It was particularly unfortunate for Britain that its leaders have, at a time when leadership in the interests of all citizens is needed as much as in a time of war, proved themselves so piteously and profoundly unequal to their task. It is our bad luck that our party system asserted its tribalism at this moment through leaders who either are, or are hostage to, extremists of their own parties. For this to happen at such a moment was surely a result of the loss of trust in procedure and the surge towards absolutism that I have just described.
The Brexit process seems certain to undermine trust in our society. Nobody will come out of this process feeling it has bolstered fairness.
It was also our misfortune to live at a time when technology makes all these tendencies to damnation more obvious and more virulent.
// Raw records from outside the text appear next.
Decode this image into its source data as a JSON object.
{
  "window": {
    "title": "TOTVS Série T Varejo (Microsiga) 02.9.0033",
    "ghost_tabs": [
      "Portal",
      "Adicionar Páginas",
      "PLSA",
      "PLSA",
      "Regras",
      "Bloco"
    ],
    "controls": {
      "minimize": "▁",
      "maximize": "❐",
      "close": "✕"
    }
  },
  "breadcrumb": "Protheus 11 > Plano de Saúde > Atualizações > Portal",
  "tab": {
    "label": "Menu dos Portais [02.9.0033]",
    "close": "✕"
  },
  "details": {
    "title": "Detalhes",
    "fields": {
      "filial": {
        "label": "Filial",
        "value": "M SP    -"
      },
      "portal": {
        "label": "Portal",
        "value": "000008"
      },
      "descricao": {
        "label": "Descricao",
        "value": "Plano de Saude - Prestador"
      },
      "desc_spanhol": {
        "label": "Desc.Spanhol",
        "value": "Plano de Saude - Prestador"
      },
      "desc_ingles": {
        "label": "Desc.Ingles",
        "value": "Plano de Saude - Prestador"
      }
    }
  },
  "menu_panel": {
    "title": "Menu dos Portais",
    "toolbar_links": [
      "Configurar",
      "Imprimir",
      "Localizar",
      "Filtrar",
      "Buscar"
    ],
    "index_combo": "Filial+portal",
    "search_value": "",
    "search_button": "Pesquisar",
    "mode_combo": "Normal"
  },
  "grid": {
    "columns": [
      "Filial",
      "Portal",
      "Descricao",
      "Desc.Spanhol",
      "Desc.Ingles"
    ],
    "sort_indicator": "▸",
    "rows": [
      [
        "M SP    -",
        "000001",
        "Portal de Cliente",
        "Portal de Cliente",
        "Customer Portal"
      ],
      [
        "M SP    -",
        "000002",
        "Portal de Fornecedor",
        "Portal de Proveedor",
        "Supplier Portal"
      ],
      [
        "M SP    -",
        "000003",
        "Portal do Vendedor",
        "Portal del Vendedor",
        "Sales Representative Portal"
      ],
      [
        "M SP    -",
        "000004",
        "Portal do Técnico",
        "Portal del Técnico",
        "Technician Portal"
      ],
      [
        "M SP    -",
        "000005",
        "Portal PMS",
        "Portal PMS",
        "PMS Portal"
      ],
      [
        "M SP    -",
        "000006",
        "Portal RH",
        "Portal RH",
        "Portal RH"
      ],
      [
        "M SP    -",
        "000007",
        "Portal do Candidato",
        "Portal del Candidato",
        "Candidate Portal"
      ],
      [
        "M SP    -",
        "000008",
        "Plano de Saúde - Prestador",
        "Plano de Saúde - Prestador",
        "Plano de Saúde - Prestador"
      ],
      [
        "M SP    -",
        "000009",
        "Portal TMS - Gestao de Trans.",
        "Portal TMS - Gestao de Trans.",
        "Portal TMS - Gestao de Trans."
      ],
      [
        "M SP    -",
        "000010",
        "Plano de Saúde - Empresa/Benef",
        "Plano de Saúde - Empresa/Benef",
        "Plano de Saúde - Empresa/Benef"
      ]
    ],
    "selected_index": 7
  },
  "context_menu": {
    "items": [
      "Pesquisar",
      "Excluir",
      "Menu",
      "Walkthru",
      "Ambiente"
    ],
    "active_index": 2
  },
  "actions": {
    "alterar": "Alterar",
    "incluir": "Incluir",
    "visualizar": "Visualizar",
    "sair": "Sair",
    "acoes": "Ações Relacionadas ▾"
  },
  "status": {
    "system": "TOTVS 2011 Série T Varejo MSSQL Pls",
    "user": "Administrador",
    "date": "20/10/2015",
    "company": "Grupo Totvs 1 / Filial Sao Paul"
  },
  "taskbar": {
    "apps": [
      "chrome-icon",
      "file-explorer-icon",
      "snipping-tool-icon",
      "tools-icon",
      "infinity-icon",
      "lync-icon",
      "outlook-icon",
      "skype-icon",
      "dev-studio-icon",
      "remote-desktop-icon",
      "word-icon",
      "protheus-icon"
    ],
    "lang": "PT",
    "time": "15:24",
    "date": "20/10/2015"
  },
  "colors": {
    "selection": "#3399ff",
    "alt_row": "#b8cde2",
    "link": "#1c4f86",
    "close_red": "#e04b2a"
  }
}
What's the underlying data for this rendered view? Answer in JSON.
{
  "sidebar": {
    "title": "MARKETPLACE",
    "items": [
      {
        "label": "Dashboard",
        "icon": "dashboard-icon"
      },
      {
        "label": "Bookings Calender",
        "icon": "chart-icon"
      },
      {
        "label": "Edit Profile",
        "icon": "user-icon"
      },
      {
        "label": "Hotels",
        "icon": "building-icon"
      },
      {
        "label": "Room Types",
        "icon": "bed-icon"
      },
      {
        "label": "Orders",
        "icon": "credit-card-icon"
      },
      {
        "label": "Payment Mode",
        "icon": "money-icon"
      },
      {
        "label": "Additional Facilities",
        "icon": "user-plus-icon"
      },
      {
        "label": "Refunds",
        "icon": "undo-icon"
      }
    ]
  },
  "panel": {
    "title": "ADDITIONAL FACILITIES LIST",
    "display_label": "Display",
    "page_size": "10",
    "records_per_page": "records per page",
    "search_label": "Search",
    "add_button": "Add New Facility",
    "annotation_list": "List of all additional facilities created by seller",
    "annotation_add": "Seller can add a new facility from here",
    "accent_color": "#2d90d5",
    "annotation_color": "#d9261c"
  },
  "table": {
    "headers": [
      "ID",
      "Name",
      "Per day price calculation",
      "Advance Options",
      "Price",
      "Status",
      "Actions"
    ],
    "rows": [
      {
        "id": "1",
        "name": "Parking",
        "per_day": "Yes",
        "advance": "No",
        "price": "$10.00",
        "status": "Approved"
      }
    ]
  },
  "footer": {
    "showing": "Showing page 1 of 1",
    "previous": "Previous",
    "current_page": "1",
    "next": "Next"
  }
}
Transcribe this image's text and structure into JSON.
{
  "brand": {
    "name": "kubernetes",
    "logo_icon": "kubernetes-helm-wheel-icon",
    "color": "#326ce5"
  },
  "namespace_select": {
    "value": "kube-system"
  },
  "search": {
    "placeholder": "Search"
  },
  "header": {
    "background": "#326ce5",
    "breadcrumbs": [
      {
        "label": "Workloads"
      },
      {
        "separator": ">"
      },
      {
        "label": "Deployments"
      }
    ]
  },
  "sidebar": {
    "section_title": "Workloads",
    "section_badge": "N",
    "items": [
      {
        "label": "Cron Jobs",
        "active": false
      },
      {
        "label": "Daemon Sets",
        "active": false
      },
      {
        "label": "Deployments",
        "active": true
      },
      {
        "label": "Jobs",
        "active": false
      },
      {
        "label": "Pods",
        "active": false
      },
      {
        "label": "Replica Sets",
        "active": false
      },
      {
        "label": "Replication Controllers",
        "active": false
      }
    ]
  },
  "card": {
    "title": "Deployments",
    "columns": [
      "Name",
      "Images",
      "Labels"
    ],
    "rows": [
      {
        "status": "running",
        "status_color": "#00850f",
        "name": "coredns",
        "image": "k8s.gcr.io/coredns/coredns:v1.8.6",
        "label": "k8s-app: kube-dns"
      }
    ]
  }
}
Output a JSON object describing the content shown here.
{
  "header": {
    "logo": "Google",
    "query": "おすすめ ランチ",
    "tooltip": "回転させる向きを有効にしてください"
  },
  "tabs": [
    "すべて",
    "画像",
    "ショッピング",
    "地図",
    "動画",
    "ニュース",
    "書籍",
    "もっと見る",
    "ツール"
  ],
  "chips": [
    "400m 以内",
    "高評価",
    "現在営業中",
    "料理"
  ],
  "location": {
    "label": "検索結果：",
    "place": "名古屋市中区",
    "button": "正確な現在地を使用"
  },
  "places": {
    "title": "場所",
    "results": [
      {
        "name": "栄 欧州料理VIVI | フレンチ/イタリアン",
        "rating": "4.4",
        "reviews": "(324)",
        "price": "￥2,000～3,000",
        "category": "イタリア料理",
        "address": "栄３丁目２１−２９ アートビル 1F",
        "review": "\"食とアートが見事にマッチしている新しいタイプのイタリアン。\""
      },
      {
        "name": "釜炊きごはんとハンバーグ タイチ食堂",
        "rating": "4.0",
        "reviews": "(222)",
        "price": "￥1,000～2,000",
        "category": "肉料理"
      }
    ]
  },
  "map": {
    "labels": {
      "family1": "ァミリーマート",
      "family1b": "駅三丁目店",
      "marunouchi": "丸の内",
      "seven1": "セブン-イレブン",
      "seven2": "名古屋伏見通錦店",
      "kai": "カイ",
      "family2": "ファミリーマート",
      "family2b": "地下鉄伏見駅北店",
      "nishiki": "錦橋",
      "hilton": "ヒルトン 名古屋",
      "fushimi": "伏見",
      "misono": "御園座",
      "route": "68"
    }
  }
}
Social media is the most efficient conduit for the sharing of bad ideas that man has yet invented. Is it also a useful way of sharing good ideas? Yes, but what does that matter if you pump all of your city’s freshwater supply into a pipe that is also carrying its sewage?
And this is why we need a new movement to restore fairness. We must separate the pipework and thus rescue the procedural approach we have developed since the Enlightenment.
If we are to restore our polity to something that is a function more of contract and consensus than of dogma, a construction that has served us well for the last 150 years, I suggest we learn a lesson from the people who built the foundations of our world. In the 1860s, the Victorians decided in the interests of social harmony and public health to create order out of the muddle of different local kickabout games that until then had gone under the catch-all name of “football”.
They codified it. They regulated it. They imposed an order and a system of mutual benefit from it which had been borrowed from the conduct of trust and trade. They recognised that in order to have a level playing field, you do not have to spend time, money and labour in digging earth and flattening slopes; you merely have to change ends at half time.
Ben Fenton is a former FT and Daily Telegraph journalist and now works for Edelman